==== Extracted information ====

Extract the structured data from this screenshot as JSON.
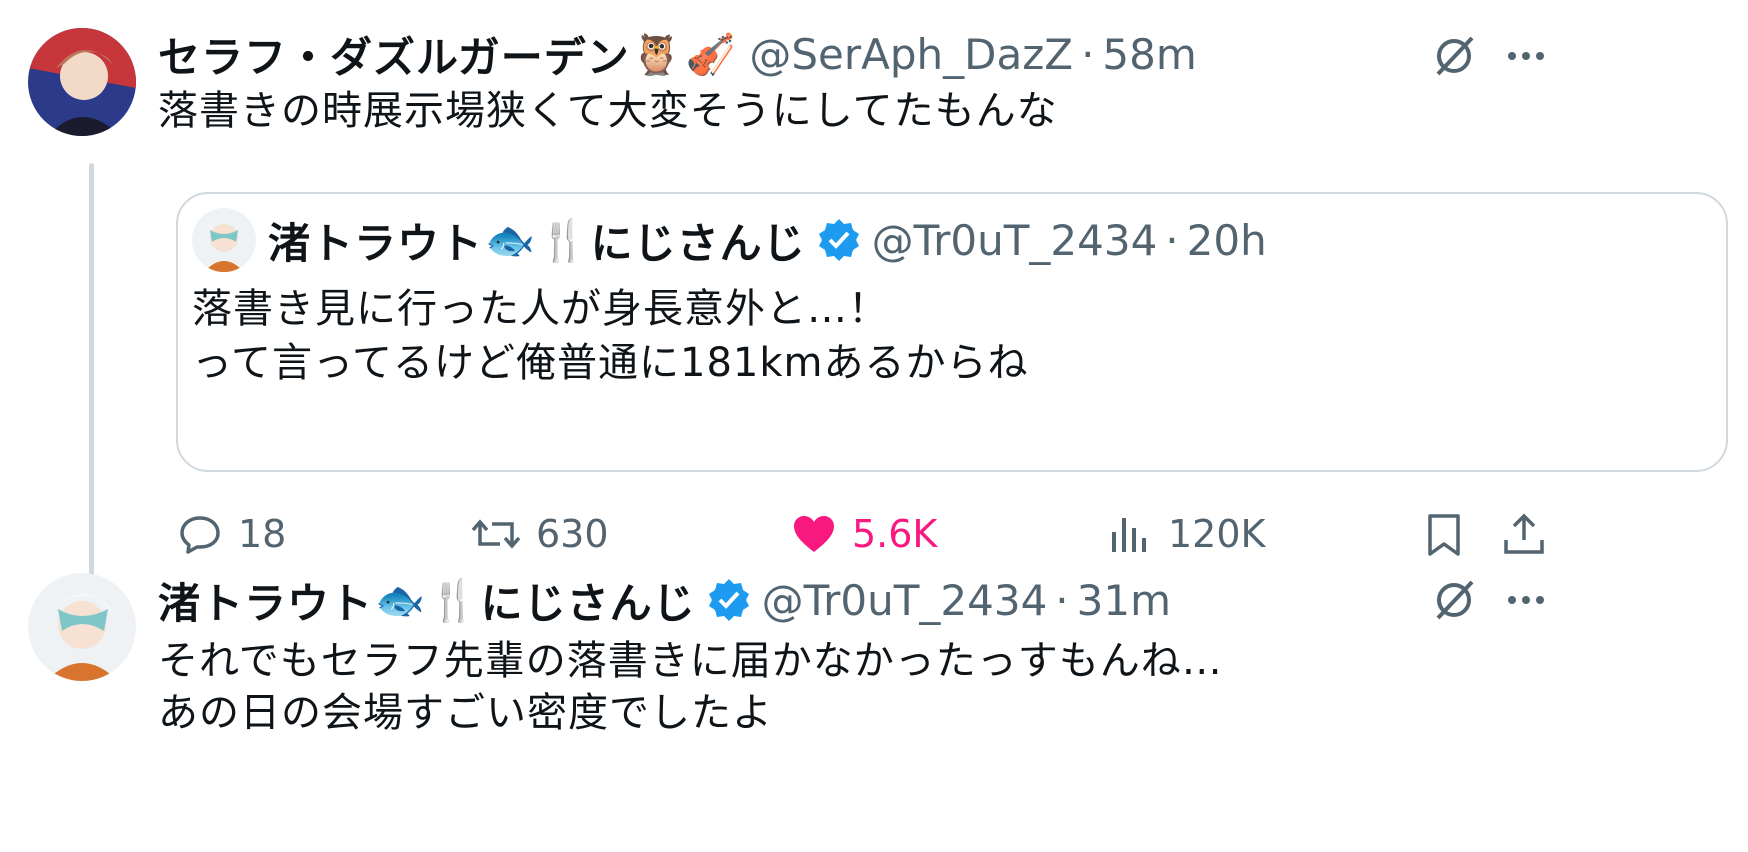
{
  "tweet1": {
    "display_name": "セラフ・ダズルガーデン",
    "name_emojis": [
      "🦉",
      "🎻"
    ],
    "handle": "@SerAph_DazZ",
    "separator": "·",
    "time": "58m",
    "text": "落書きの時展示場狭くて大変そうにしてたもんな"
  },
  "quoted": {
    "display_name_part1": "渚トラウト",
    "name_emojis": [
      "🐟",
      "🍴"
    ],
    "display_name_part2": "にじさんじ",
    "handle": "@Tr0uT_2434",
    "separator": "·",
    "time": "20h",
    "text_line1": "落書き見に行った人が身長意外と…！",
    "text_line2": "って言ってるけど俺普通に181kmあるからね"
  },
  "actions": {
    "replies": "18",
    "reposts": "630",
    "likes": "5.6K",
    "views": "120K"
  },
  "tweet2": {
    "display_name_part1": "渚トラウト",
    "name_emojis": [
      "🐟",
      "🍴"
    ],
    "display_name_part2": "にじさんじ",
    "handle": "@Tr0uT_2434",
    "separator": "·",
    "time": "31m",
    "text_line1": "それでもセラフ先輩の落書きに届かなかったっすもんね…",
    "text_line2": "あの日の会場すごい密度でしたよ"
  },
  "colors": {
    "like": "#f91880",
    "verified": "#1d9bf0",
    "secondary_text": "#536471",
    "border": "#cfd9de"
  },
  "icons": [
    "grok-icon",
    "more-icon",
    "reply-icon",
    "repost-icon",
    "like-icon",
    "views-icon",
    "bookmark-icon",
    "share-icon",
    "verified-icon"
  ]
}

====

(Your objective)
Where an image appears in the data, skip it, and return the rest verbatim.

(Result of the exercise)
Extract the structured data from this screenshot as JSON.
{
  "tweet1": {
    "display_name": "セラフ・ダズルガーデン",
    "name_emojis": [
      "🦉",
      "🎻"
    ],
    "handle": "@SerAph_DazZ",
    "separator": "·",
    "time": "58m",
    "text": "落書きの時展示場狭くて大変そうにしてたもんな"
  },
  "quoted": {
    "display_name_part1": "渚トラウト",
    "name_emojis": [
      "🐟",
      "🍴"
    ],
    "display_name_part2": "にじさんじ",
    "handle": "@Tr0uT_2434",
    "separator": "·",
    "time": "20h",
    "text_line1": "落書き見に行った人が身長意外と…！",
    "text_line2": "って言ってるけど俺普通に181kmあるからね"
  },
  "actions": {
    "replies": "18",
    "reposts": "630",
    "likes": "5.6K",
    "views": "120K"
  },
  "tweet2": {
    "display_name_part1": "渚トラウト",
    "name_emojis": [
      "🐟",
      "🍴"
    ],
    "display_name_part2": "にじさんじ",
    "handle": "@Tr0uT_2434",
    "separator": "·",
    "time": "31m",
    "text_line1": "それでもセラフ先輩の落書きに届かなかったっすもんね…",
    "text_line2": "あの日の会場すごい密度でしたよ"
  },
  "colors": {
    "like": "#f91880",
    "verified": "#1d9bf0",
    "secondary_text": "#536471",
    "border": "#cfd9de"
  },
  "icons": [
    "grok-icon",
    "more-icon",
    "reply-icon",
    "repost-icon",
    "like-icon",
    "views-icon",
    "bookmark-icon",
    "share-icon",
    "verified-icon"
  ]
}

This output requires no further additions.